As someone who moved to the United States at an impressionable adolescent age, I remember being told that the highest values held in America were personal independence, honesty, and a sense of work ethic.
This presented an interesting dichotomy for me, because the Asian country in which I had been raised had a different list: Family, loyalty, and “industriousness” (which is more like “being a good employee” than the American understanding which is much more like “pulling yourself up by your personal achievements”).
So you can imagine my intrigue when I read a recent article written by an American college student about "8 Lies We’re Told About the Real World", and found both the “honesty” and “work ethic” values being brought into question. (Specifically - Work Ethic is brought into question by “You should finish college”, not start, but finish; and “Success comes with hard work”. Honesty is brought into question with “Honesty is the best policy”.)
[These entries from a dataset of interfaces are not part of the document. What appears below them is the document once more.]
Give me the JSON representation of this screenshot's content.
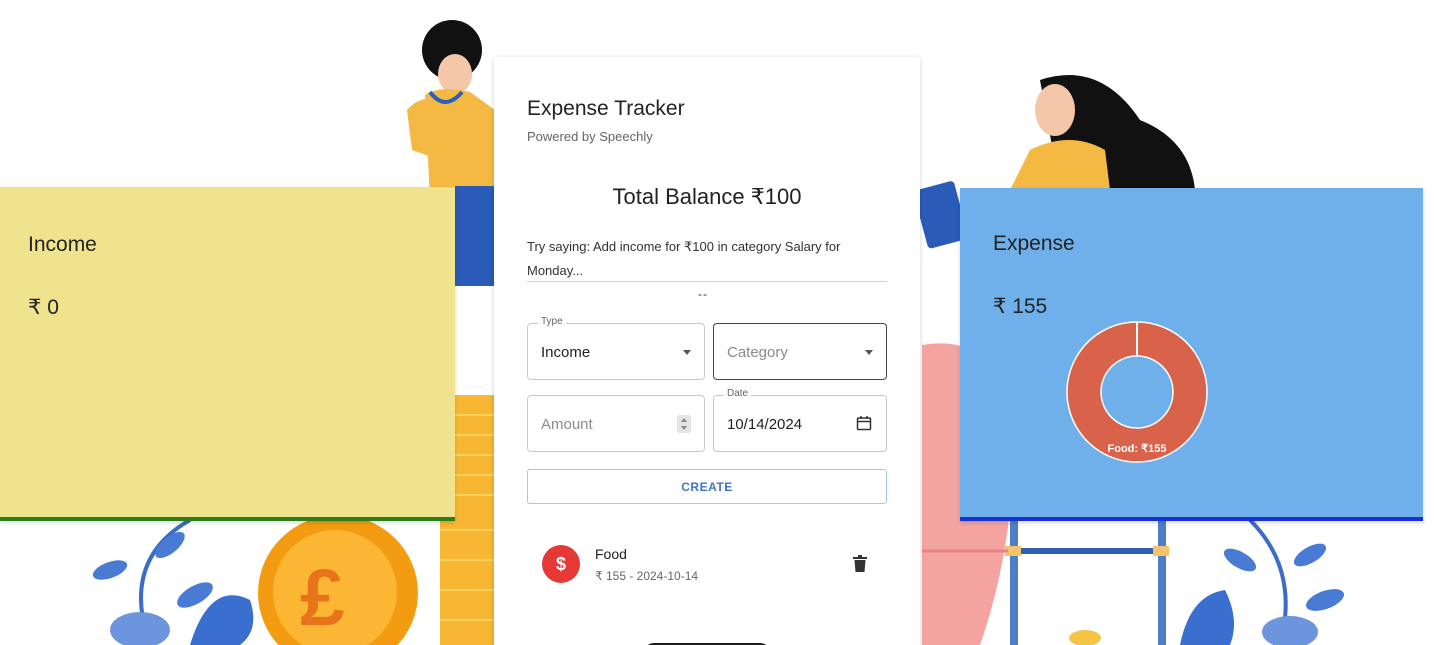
{
  "app": {
    "title": "Expense Tracker",
    "subtitle": "Powered by Speechly",
    "balance": "Total Balance ₹100",
    "hint": "Try saying: Add income for ₹100 in category Salary for Monday...",
    "hint_separator": "--"
  },
  "income": {
    "title": "Income",
    "amount": "₹ 0",
    "accent": "#2e7d1a",
    "background": "#efe48d"
  },
  "expense": {
    "title": "Expense",
    "amount": "₹ 155",
    "accent": "#1a2fd6",
    "background": "#6fb0ea",
    "chart_label": "Food: ₹155"
  },
  "chart_data": {
    "type": "pie",
    "categories": [
      "Food"
    ],
    "values": [
      155
    ],
    "colors": [
      "#d9624a"
    ],
    "title": ""
  },
  "form": {
    "type_legend": "Type",
    "type_value": "Income",
    "category_placeholder": "Category",
    "amount_placeholder": "Amount",
    "date_legend": "Date",
    "date_value": "10/14/2024",
    "create_label": "CREATE"
  },
  "transactions": [
    {
      "icon": "dollar-icon",
      "icon_symbol": "$",
      "name": "Food",
      "detail": "₹ 155 - 2024-10-14",
      "color": "#e53935"
    }
  ]
}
Cultures are not monolithic. They change and adapt over time. It appears American culture may be changing and adapting. This article isn’t the first thing that seems to suggest this as a reality. Listen to music, read an article, watch a move, observe a church, take a class on a college campus —- how often do you see personal freedom being expressed as a value? honesty? work ethic? If you do see them, you might see some evidence that their importance is waning.
So what are the new values? That’s a good question. I don’t think there’s enough evidence to absolutely define it yet - but I would say that things like “success” are rising to new heights, replacing working ethic. “Leisure” (which is essentially what we mean when we say “work-life balance”) is probably more of an American value than ever has been (this has been a notoriously European value). And “Personal Network” (which might have been termed “family” in the past but is less biologically connected now) is on the rise, at least in part due to the strange world of interpersonal communications that we have developed via internet technology. There are probably a few others in the running.
What do you think? Are we experiencing a cultural shift? Or are these more “exceptions that prove the rule”? If we are, what are the old values and what are the new values - and how does their exchange of placement in the list affect how we live our lives together as a culture?
Posted on Saturday, August 2nd 2014